*** Block opens ***

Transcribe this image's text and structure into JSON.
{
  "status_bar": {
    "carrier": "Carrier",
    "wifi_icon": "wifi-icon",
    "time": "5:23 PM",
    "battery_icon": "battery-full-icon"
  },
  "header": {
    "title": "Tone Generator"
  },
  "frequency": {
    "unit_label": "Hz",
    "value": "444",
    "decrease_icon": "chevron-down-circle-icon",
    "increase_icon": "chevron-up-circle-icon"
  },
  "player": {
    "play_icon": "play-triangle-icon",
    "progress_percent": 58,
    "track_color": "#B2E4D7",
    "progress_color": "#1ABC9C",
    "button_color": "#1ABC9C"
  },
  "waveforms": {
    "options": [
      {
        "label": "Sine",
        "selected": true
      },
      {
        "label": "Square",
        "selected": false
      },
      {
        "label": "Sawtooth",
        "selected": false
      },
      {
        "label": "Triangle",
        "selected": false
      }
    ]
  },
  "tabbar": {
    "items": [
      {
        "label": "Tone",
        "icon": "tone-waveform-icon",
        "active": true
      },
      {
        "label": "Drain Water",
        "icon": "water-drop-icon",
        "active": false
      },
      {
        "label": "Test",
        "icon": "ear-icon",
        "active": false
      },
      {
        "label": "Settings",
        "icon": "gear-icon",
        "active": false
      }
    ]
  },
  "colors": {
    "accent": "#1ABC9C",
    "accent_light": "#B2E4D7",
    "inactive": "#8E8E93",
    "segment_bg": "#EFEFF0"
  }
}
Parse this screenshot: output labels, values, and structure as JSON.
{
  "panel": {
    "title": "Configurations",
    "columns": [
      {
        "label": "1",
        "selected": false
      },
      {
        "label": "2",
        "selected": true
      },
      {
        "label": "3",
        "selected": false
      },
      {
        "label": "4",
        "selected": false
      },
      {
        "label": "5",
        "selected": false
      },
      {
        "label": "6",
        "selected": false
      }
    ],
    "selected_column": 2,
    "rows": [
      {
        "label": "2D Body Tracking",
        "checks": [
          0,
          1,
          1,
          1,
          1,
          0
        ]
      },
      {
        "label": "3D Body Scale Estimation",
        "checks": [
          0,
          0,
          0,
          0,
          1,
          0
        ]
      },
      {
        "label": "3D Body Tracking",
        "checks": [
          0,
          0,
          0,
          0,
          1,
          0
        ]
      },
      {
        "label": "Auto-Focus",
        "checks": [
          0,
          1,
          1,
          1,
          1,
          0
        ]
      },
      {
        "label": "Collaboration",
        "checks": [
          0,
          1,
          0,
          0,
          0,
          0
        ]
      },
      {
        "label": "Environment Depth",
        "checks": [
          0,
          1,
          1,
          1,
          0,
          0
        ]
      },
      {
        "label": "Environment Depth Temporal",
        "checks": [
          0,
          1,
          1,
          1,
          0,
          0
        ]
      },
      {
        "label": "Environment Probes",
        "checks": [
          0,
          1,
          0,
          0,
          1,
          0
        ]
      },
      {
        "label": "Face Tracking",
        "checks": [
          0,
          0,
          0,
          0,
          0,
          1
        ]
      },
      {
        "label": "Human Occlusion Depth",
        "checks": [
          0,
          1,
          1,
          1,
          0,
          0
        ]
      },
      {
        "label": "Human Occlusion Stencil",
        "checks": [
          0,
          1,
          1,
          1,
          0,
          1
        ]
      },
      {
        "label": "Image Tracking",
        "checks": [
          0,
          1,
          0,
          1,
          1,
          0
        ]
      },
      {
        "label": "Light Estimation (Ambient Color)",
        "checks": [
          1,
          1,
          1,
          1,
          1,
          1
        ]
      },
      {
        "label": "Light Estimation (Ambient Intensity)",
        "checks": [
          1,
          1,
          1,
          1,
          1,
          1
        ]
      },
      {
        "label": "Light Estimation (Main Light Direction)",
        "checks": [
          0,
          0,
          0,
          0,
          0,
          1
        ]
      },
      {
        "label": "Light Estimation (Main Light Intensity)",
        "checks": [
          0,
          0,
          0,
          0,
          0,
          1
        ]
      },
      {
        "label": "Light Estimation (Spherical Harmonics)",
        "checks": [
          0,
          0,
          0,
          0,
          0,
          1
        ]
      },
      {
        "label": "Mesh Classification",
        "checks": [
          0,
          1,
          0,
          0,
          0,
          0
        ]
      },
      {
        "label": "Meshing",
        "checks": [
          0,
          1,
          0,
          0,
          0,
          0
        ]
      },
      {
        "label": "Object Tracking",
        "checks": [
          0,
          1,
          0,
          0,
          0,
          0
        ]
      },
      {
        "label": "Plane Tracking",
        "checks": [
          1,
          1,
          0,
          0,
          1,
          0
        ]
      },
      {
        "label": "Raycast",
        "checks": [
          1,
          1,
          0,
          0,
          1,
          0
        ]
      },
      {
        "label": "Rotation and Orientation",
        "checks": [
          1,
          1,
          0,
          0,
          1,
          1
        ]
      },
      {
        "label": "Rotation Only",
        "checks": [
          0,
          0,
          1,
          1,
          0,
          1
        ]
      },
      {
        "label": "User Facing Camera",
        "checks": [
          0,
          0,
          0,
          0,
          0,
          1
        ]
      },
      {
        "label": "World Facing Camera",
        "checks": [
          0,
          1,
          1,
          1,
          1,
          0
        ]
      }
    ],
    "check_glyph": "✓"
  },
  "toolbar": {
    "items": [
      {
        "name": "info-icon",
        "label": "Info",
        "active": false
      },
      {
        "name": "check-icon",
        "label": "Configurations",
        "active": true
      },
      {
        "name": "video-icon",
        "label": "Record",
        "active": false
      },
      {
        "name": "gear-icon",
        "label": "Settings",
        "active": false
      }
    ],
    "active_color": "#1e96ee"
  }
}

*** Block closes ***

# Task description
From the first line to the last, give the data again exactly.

# Written answer
Transcribe this image's text and structure into JSON.
{
  "status_bar": {
    "carrier": "Carrier",
    "wifi_icon": "wifi-icon",
    "time": "5:23 PM",
    "battery_icon": "battery-full-icon"
  },
  "header": {
    "title": "Tone Generator"
  },
  "frequency": {
    "unit_label": "Hz",
    "value": "444",
    "decrease_icon": "chevron-down-circle-icon",
    "increase_icon": "chevron-up-circle-icon"
  },
  "player": {
    "play_icon": "play-triangle-icon",
    "progress_percent": 58,
    "track_color": "#B2E4D7",
    "progress_color": "#1ABC9C",
    "button_color": "#1ABC9C"
  },
  "waveforms": {
    "options": [
      {
        "label": "Sine",
        "selected": true
      },
      {
        "label": "Square",
        "selected": false
      },
      {
        "label": "Sawtooth",
        "selected": false
      },
      {
        "label": "Triangle",
        "selected": false
      }
    ]
  },
  "tabbar": {
    "items": [
      {
        "label": "Tone",
        "icon": "tone-waveform-icon",
        "active": true
      },
      {
        "label": "Drain Water",
        "icon": "water-drop-icon",
        "active": false
      },
      {
        "label": "Test",
        "icon": "ear-icon",
        "active": false
      },
      {
        "label": "Settings",
        "icon": "gear-icon",
        "active": false
      }
    ]
  },
  "colors": {
    "accent": "#1ABC9C",
    "accent_light": "#B2E4D7",
    "inactive": "#8E8E93",
    "segment_bg": "#EFEFF0"
  }
}
Parse this screenshot: output labels, values, and structure as JSON.
{
  "panel": {
    "title": "Configurations",
    "columns": [
      {
        "label": "1",
        "selected": false
      },
      {
        "label": "2",
        "selected": true
      },
      {
        "label": "3",
        "selected": false
      },
      {
        "label": "4",
        "selected": false
      },
      {
        "label": "5",
        "selected": false
      },
      {
        "label": "6",
        "selected": false
      }
    ],
    "selected_column": 2,
    "rows": [
      {
        "label": "2D Body Tracking",
        "checks": [
          0,
          1,
          1,
          1,
          1,
          0
        ]
      },
      {
        "label": "3D Body Scale Estimation",
        "checks": [
          0,
          0,
          0,
          0,
          1,
          0
        ]
      },
      {
        "label": "3D Body Tracking",
        "checks": [
          0,
          0,
          0,
          0,
          1,
          0
        ]
      },
      {
        "label": "Auto-Focus",
        "checks": [
          0,
          1,
          1,
          1,
          1,
          0
        ]
      },
      {
        "label": "Collaboration",
        "checks": [
          0,
          1,
          0,
          0,
          0,
          0
        ]
      },
      {
        "label": "Environment Depth",
        "checks": [
          0,
          1,
          1,
          1,
          0,
          0
        ]
      },
      {
        "label": "Environment Depth Temporal",
        "checks": [
          0,
          1,
          1,
          1,
          0,
          0
        ]
      },
      {
        "label": "Environment Probes",
        "checks": [
          0,
          1,
          0,
          0,
          1,
          0
        ]
      },
      {
        "label": "Face Tracking",
        "checks": [
          0,
          0,
          0,
          0,
          0,
          1
        ]
      },
      {
        "label": "Human Occlusion Depth",
        "checks": [
          0,
          1,
          1,
          1,
          0,
          0
        ]
      },
      {
        "label": "Human Occlusion Stencil",
        "checks": [
          0,
          1,
          1,
          1,
          0,
          1
        ]
      },
      {
        "label": "Image Tracking",
        "checks": [
          0,
          1,
          0,
          1,
          1,
          0
        ]
      },
      {
        "label": "Light Estimation (Ambient Color)",
        "checks": [
          1,
          1,
          1,
          1,
          1,
          1
        ]
      },
      {
        "label": "Light Estimation (Ambient Intensity)",
        "checks": [
          1,
          1,
          1,
          1,
          1,
          1
        ]
      },
      {
        "label": "Light Estimation (Main Light Direction)",
        "checks": [
          0,
          0,
          0,
          0,
          0,
          1
        ]
      },
      {
        "label": "Light Estimation (Main Light Intensity)",
        "checks": [
          0,
          0,
          0,
          0,
          0,
          1
        ]
      },
      {
        "label": "Light Estimation (Spherical Harmonics)",
        "checks": [
          0,
          0,
          0,
          0,
          0,
          1
        ]
      },
      {
        "label": "Mesh Classification",
        "checks": [
          0,
          1,
          0,
          0,
          0,
          0
        ]
      },
      {
        "label": "Meshing",
        "checks": [
          0,
          1,
          0,
          0,
          0,
          0
        ]
      },
      {
        "label": "Object Tracking",
        "checks": [
          0,
          1,
          0,
          0,
          0,
          0
        ]
      },
      {
        "label": "Plane Tracking",
        "checks": [
          1,
          1,
          0,
          0,
          1,
          0
        ]
      },
      {
        "label": "Raycast",
        "checks": [
          1,
          1,
          0,
          0,
          1,
          0
        ]
      },
      {
        "label": "Rotation and Orientation",
        "checks": [
          1,
          1,
          0,
          0,
          1,
          1
        ]
      },
      {
        "label": "Rotation Only",
        "checks": [
          0,
          0,
          1,
          1,
          0,
          1
        ]
      },
      {
        "label": "User Facing Camera",
        "checks": [
          0,
          0,
          0,
          0,
          0,
          1
        ]
      },
      {
        "label": "World Facing Camera",
        "checks": [
          0,
          1,
          1,
          1,
          1,
          0
        ]
      }
    ],
    "check_glyph": "✓"
  },
  "toolbar": {
    "items": [
      {
        "name": "info-icon",
        "label": "Info",
        "active": false
      },
      {
        "name": "check-icon",
        "label": "Configurations",
        "active": true
      },
      {
        "name": "video-icon",
        "label": "Record",
        "active": false
      },
      {
        "name": "gear-icon",
        "label": "Settings",
        "active": false
      }
    ],
    "active_color": "#1e96ee"
  }
}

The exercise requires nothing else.